Recorded data:
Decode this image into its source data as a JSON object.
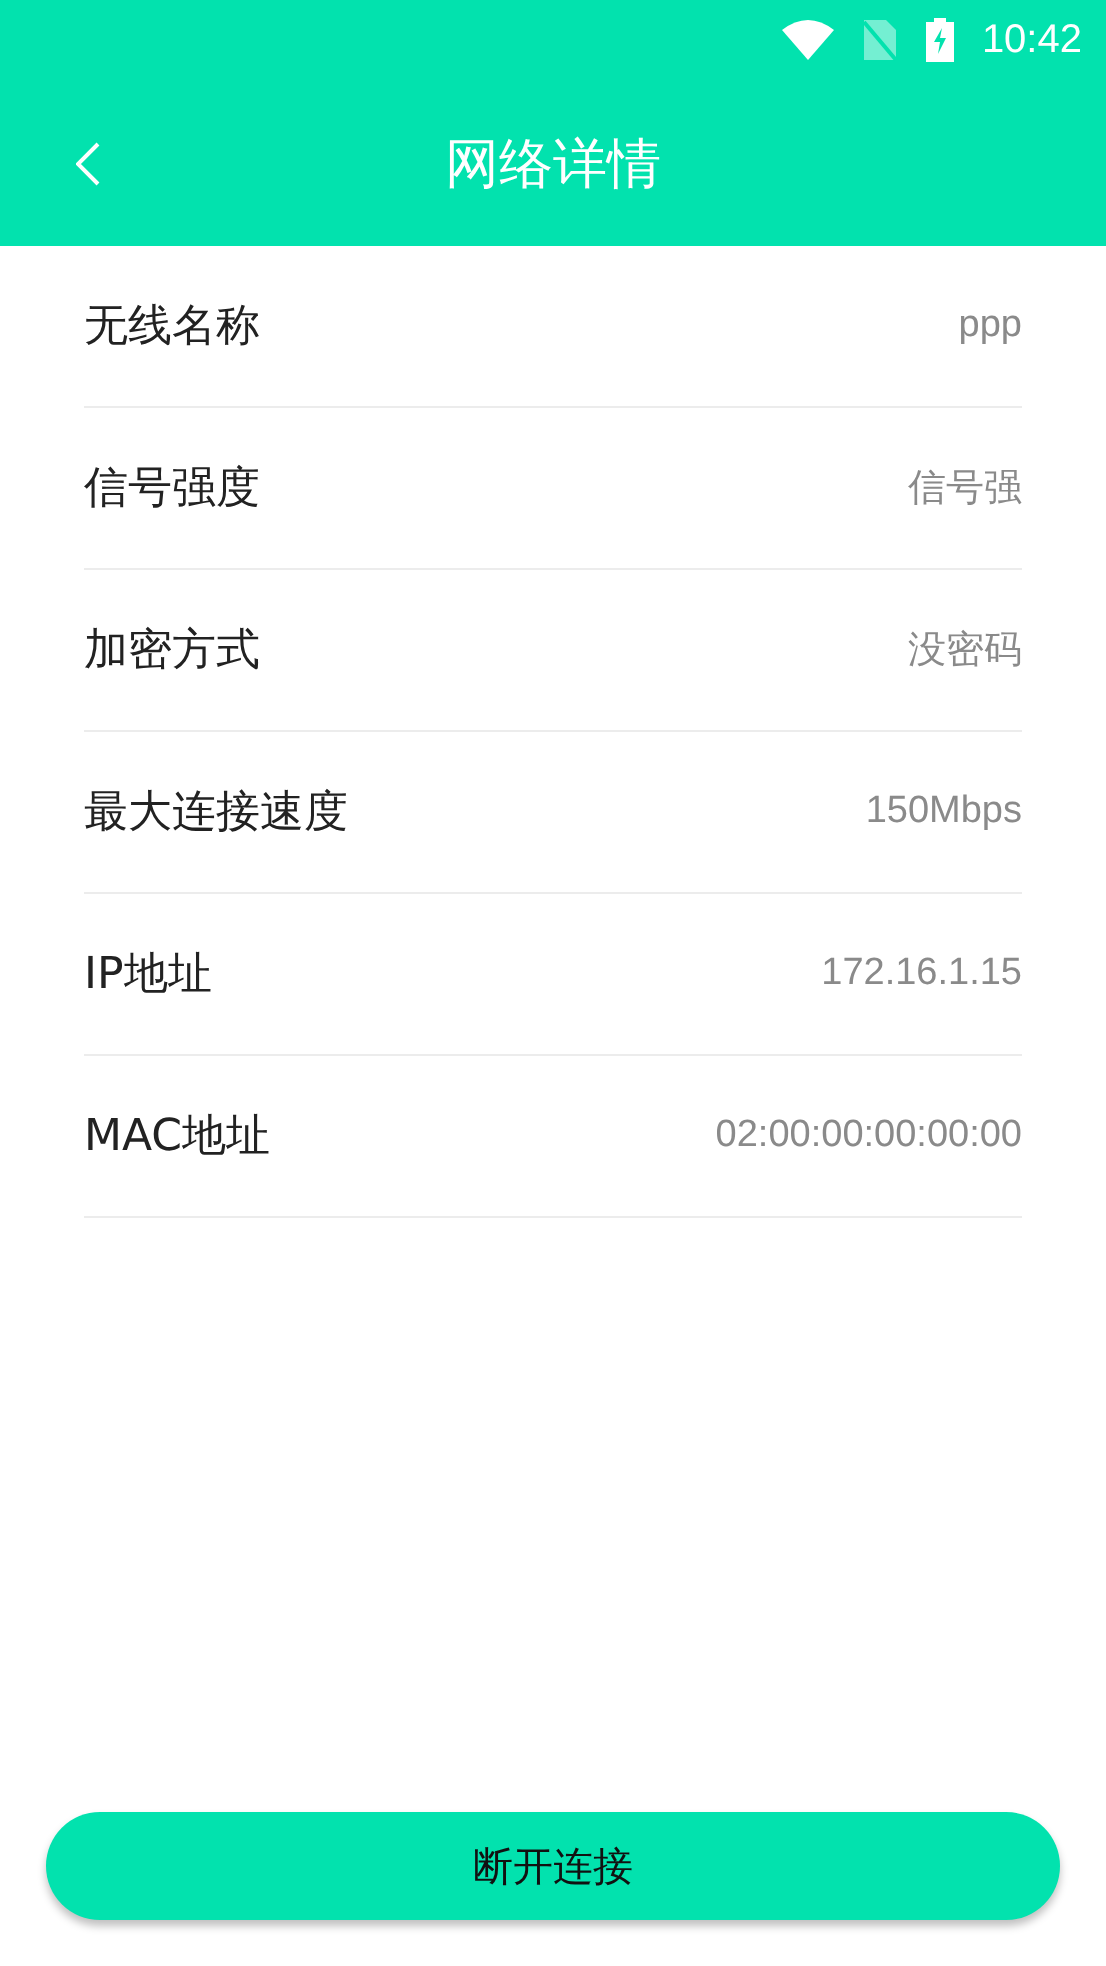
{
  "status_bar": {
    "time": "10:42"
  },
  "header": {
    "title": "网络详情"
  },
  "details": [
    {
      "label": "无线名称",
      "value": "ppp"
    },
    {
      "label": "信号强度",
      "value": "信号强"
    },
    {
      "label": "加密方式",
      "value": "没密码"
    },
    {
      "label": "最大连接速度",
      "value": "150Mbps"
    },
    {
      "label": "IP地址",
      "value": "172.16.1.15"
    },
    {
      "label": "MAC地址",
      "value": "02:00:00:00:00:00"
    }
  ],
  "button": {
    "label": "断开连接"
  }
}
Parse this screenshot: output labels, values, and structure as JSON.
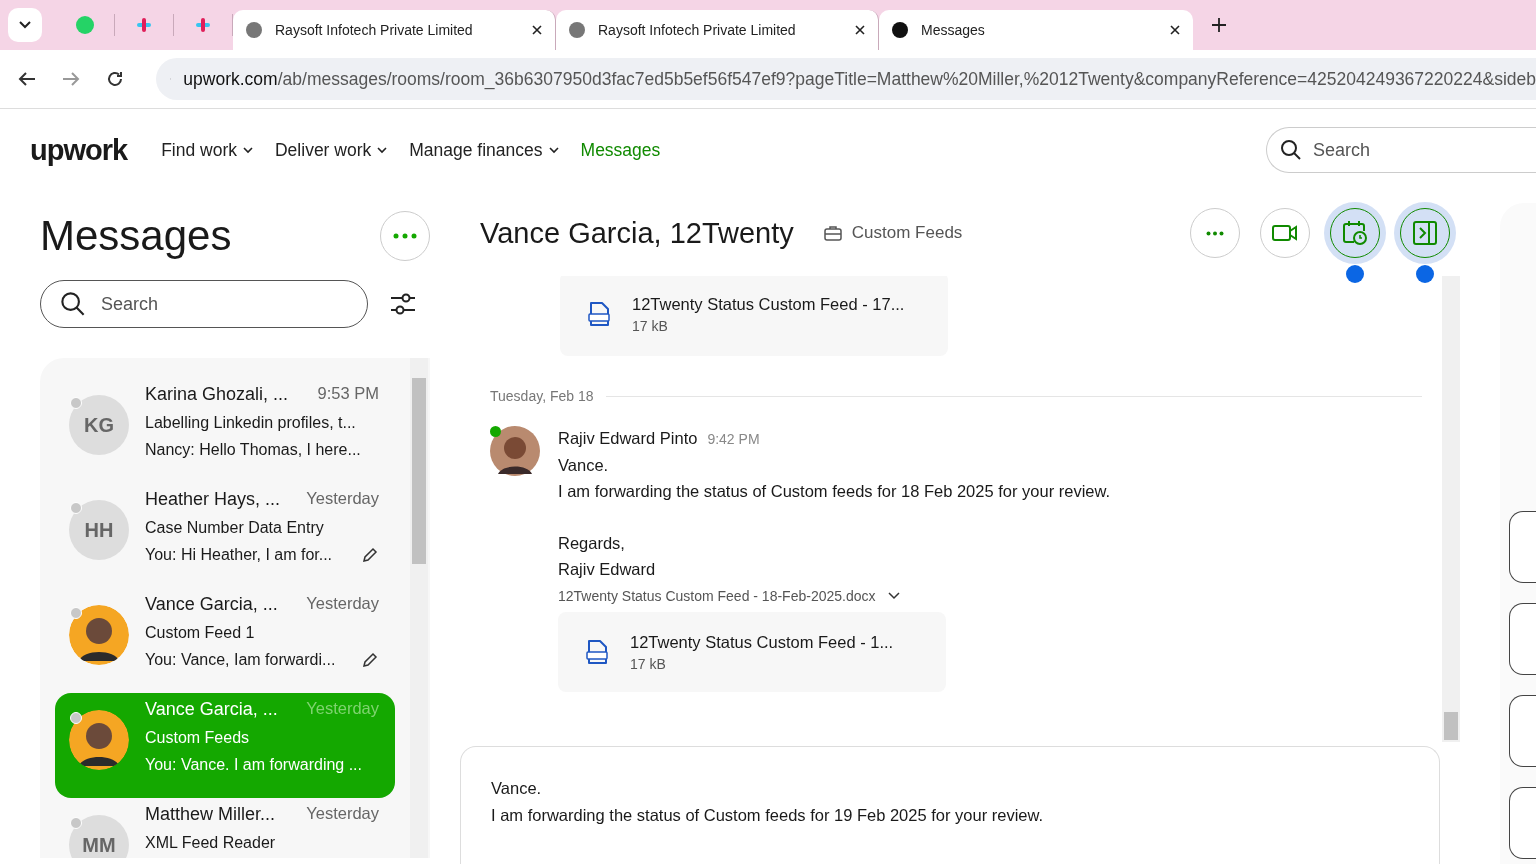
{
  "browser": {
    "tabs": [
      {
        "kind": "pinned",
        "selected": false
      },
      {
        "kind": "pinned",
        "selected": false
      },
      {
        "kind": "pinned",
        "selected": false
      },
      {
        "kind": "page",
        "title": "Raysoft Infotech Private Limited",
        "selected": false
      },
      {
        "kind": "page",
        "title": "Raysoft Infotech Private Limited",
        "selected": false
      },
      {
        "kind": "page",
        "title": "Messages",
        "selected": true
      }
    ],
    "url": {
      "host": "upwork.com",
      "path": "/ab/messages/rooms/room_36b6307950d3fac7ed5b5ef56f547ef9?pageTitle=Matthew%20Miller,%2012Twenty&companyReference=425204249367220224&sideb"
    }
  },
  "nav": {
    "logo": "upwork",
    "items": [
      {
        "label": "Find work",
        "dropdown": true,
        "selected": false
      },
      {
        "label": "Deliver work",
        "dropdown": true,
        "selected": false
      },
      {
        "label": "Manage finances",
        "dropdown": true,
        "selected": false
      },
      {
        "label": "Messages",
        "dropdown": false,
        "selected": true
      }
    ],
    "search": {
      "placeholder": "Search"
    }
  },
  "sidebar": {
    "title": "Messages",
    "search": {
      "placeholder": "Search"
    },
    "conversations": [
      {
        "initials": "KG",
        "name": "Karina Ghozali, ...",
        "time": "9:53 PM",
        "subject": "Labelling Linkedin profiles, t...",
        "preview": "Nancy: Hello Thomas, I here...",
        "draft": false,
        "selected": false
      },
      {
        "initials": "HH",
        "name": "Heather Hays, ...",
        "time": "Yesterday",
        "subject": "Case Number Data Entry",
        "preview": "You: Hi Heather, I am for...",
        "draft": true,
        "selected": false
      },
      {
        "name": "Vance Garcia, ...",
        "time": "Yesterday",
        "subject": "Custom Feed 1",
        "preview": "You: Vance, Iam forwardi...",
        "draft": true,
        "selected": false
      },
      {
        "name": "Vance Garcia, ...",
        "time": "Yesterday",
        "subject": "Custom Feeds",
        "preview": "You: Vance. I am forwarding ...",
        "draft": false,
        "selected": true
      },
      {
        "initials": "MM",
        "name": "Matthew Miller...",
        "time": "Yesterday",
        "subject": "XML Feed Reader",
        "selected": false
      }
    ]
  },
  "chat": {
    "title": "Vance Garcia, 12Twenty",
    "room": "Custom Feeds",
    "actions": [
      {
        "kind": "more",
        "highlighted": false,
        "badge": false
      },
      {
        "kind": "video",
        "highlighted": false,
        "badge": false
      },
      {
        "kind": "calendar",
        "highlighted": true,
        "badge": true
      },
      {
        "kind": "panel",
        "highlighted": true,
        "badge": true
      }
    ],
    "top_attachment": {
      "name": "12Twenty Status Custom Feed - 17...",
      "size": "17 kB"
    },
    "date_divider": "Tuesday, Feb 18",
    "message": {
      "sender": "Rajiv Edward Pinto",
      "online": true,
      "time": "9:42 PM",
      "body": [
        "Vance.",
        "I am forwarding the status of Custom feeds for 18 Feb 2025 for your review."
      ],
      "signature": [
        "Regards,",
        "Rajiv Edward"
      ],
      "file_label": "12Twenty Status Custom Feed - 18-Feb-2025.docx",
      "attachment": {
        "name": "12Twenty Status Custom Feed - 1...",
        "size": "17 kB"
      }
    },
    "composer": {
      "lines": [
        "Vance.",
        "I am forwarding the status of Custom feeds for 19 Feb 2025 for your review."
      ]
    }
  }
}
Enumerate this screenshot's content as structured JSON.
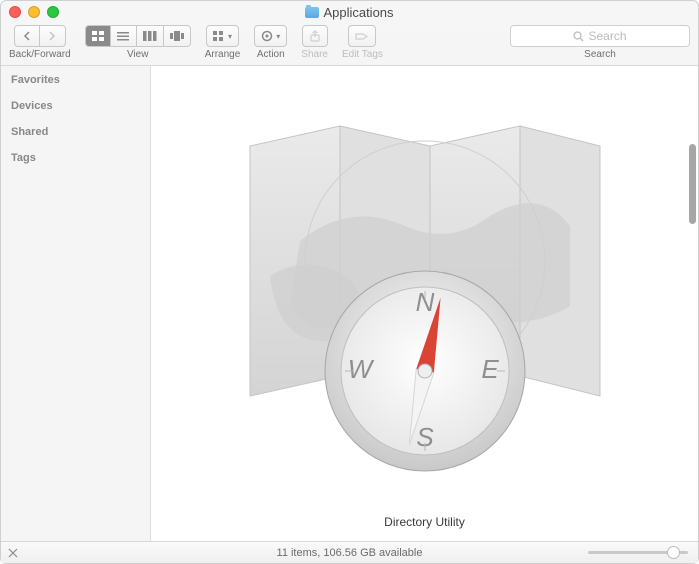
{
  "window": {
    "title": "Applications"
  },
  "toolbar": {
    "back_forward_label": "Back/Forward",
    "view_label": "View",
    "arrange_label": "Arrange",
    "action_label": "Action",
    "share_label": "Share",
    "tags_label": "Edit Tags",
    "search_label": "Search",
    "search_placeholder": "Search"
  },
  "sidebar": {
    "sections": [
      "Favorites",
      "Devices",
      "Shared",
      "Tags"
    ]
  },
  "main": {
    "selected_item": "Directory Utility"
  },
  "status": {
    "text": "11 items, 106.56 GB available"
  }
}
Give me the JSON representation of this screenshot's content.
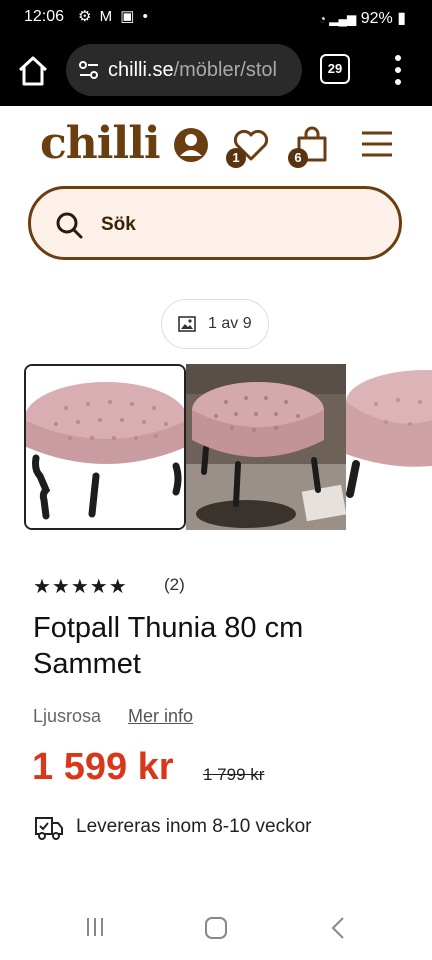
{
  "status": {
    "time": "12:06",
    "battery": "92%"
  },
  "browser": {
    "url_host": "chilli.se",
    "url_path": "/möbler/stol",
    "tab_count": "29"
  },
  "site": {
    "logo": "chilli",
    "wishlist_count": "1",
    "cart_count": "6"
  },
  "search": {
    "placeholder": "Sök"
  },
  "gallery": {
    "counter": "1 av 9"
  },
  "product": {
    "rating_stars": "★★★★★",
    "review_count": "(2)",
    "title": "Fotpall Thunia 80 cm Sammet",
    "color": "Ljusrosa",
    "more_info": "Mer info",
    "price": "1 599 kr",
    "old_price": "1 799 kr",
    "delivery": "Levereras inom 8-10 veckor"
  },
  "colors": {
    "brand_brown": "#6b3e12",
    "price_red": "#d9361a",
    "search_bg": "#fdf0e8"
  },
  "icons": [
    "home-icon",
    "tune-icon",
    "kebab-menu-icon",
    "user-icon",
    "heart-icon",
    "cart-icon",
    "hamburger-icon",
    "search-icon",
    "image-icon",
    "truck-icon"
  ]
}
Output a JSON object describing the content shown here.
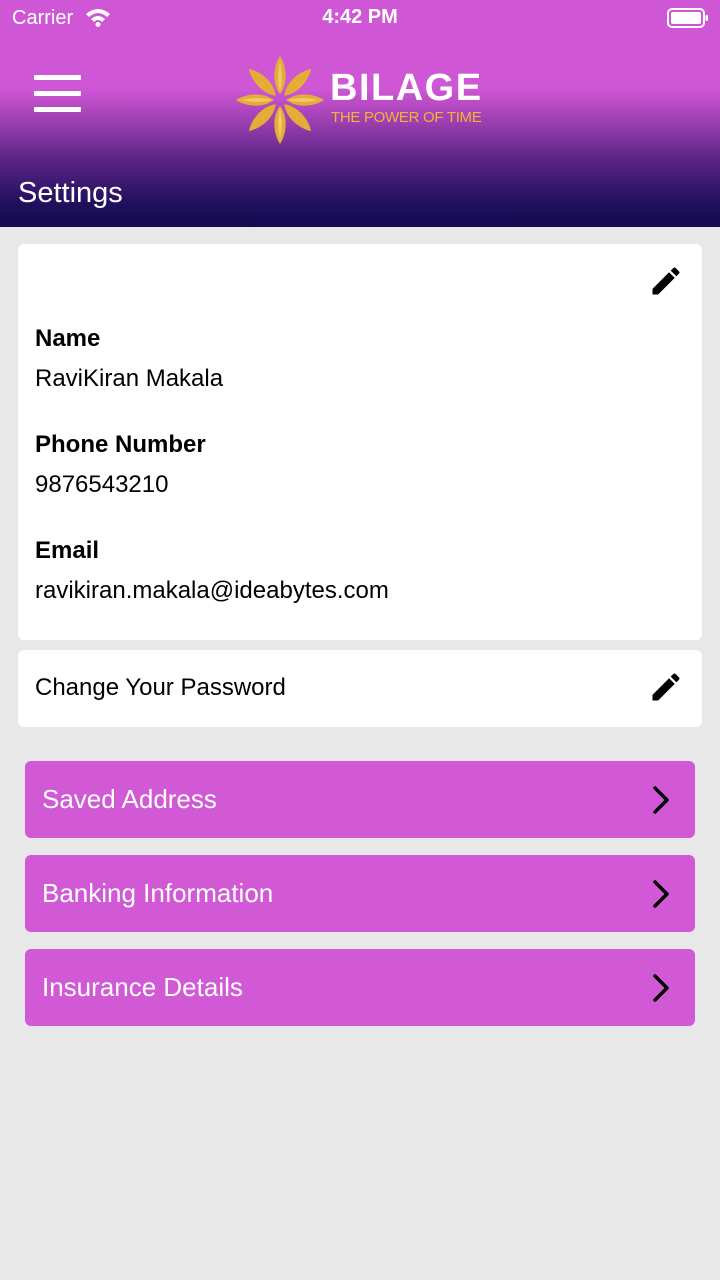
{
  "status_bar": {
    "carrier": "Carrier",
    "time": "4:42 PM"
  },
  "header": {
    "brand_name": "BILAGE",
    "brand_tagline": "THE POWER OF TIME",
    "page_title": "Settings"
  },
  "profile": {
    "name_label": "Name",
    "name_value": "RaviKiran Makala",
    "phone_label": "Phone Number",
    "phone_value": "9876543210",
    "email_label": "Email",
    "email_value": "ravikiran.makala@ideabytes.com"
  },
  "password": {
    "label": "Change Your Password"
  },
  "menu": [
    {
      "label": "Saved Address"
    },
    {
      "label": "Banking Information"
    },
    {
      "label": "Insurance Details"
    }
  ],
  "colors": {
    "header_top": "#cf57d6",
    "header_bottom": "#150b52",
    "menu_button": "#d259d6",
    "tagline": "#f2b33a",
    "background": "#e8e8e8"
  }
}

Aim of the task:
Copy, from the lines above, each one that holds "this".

Response:
Decode this image into its source data as a JSON object.
Parse this screenshot: output labels, values, and structure as JSON.
Enumerate this screenshot's content as structured JSON.
Give me the JSON representation of this screenshot's content.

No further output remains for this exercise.